**Exercise materials**
━━━━━━━━━━━━━━━━━━━━
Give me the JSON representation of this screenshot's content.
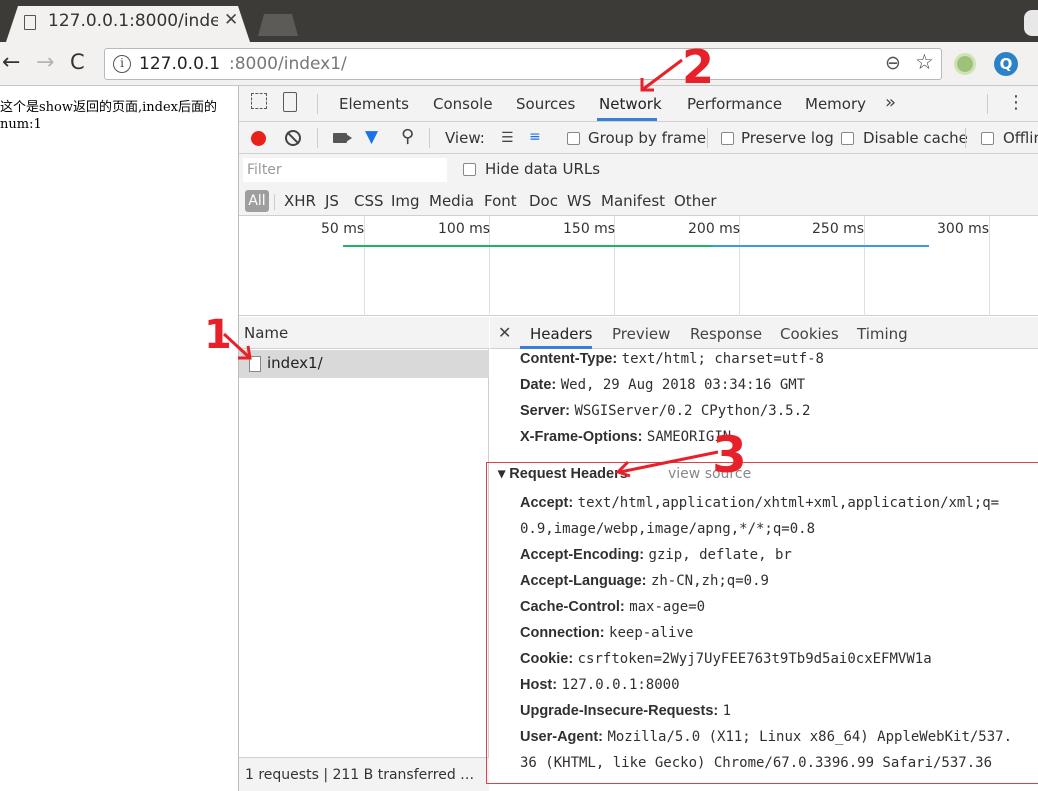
{
  "browser": {
    "tab_title": "127.0.0.1:8000/inde",
    "url_host": "127.0.0.1",
    "url_rest": ":8000/index1/"
  },
  "page": {
    "line1": "这个是show返回的页面,index后面的",
    "line2": "num:1"
  },
  "devtools": {
    "panels": [
      "Elements",
      "Console",
      "Sources",
      "Network",
      "Performance",
      "Memory"
    ],
    "active_panel": "Network",
    "controls": {
      "view_label": "View:",
      "group_by_frame": "Group by frame",
      "preserve_log": "Preserve log",
      "disable_cache": "Disable cache",
      "offline": "Offlin"
    },
    "filter": {
      "placeholder": "Filter",
      "hide_data_urls": "Hide data URLs",
      "all_label": "All",
      "types": [
        "XHR",
        "JS",
        "CSS",
        "Img",
        "Media",
        "Font",
        "Doc",
        "WS",
        "Manifest",
        "Other"
      ]
    },
    "timeline": {
      "ticks": [
        "50 ms",
        "100 ms",
        "150 ms",
        "200 ms",
        "250 ms",
        "300 ms"
      ],
      "colors": {
        "waiting": "#1fb26b",
        "download": "#3b9ae0"
      }
    },
    "requests": {
      "column_name": "Name",
      "items": [
        "index1/"
      ],
      "status": "1 requests  |  211 B transferred …"
    },
    "details": {
      "tabs": [
        "Headers",
        "Preview",
        "Response",
        "Cookies",
        "Timing"
      ],
      "active_tab": "Headers",
      "response_headers": [
        {
          "key": "Content-Type:",
          "value": "text/html; charset=utf-8"
        },
        {
          "key": "Date:",
          "value": "Wed, 29 Aug 2018 03:34:16 GMT"
        },
        {
          "key": "Server:",
          "value": "WSGIServer/0.2 CPython/3.5.2"
        },
        {
          "key": "X-Frame-Options:",
          "value": "SAMEORIGIN"
        }
      ],
      "request_headers_title": "▾ Request Headers",
      "view_source": "view source",
      "request_headers": [
        {
          "key": "Accept:",
          "value": "text/html,application/xhtml+xml,application/xml;q=",
          "cont": "0.9,image/webp,image/apng,*/*;q=0.8"
        },
        {
          "key": "Accept-Encoding:",
          "value": "gzip, deflate, br"
        },
        {
          "key": "Accept-Language:",
          "value": "zh-CN,zh;q=0.9"
        },
        {
          "key": "Cache-Control:",
          "value": "max-age=0"
        },
        {
          "key": "Connection:",
          "value": "keep-alive"
        },
        {
          "key": "Cookie:",
          "value": "csrftoken=2Wyj7UyFEE763t9Tb9d5ai0cxEFMVW1a"
        },
        {
          "key": "Host:",
          "value": "127.0.0.1:8000"
        },
        {
          "key": "Upgrade-Insecure-Requests:",
          "value": "1"
        },
        {
          "key": "User-Agent:",
          "value": "Mozilla/5.0 (X11; Linux x86_64) AppleWebKit/537.",
          "cont": "36 (KHTML, like Gecko) Chrome/67.0.3396.99 Safari/537.36"
        }
      ]
    }
  },
  "annotations": {
    "mark1": "1",
    "mark2": "2",
    "mark3": "3",
    "color": "#e8202a"
  }
}
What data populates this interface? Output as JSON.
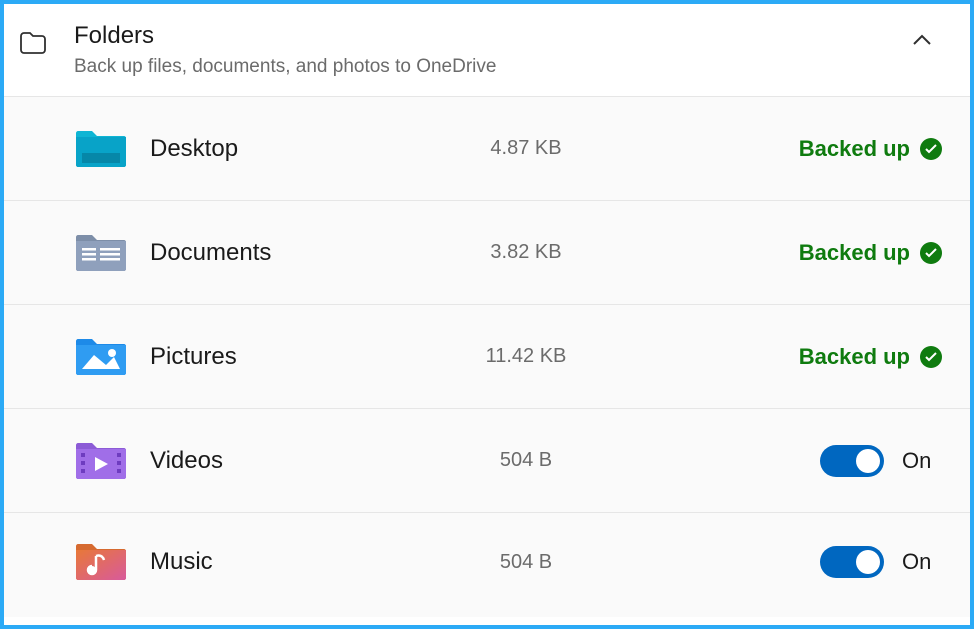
{
  "header": {
    "title": "Folders",
    "subtitle": "Back up files, documents, and photos to OneDrive"
  },
  "colors": {
    "accent": "#0067c0",
    "success": "#0f7b0f",
    "frame": "#2baaf6"
  },
  "folders": [
    {
      "icon": "desktop",
      "name": "Desktop",
      "size": "4.87 KB",
      "status_type": "backed_up",
      "status_label": "Backed up"
    },
    {
      "icon": "documents",
      "name": "Documents",
      "size": "3.82 KB",
      "status_type": "backed_up",
      "status_label": "Backed up"
    },
    {
      "icon": "pictures",
      "name": "Pictures",
      "size": "11.42 KB",
      "status_type": "backed_up",
      "status_label": "Backed up"
    },
    {
      "icon": "videos",
      "name": "Videos",
      "size": "504 B",
      "status_type": "toggle_on",
      "status_label": "On"
    },
    {
      "icon": "music",
      "name": "Music",
      "size": "504 B",
      "status_type": "toggle_on",
      "status_label": "On"
    }
  ]
}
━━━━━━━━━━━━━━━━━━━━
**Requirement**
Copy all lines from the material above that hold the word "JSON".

**Task answer**
Give me the JSON representation of this screenshot's content.
What data populates this interface? Output as JSON.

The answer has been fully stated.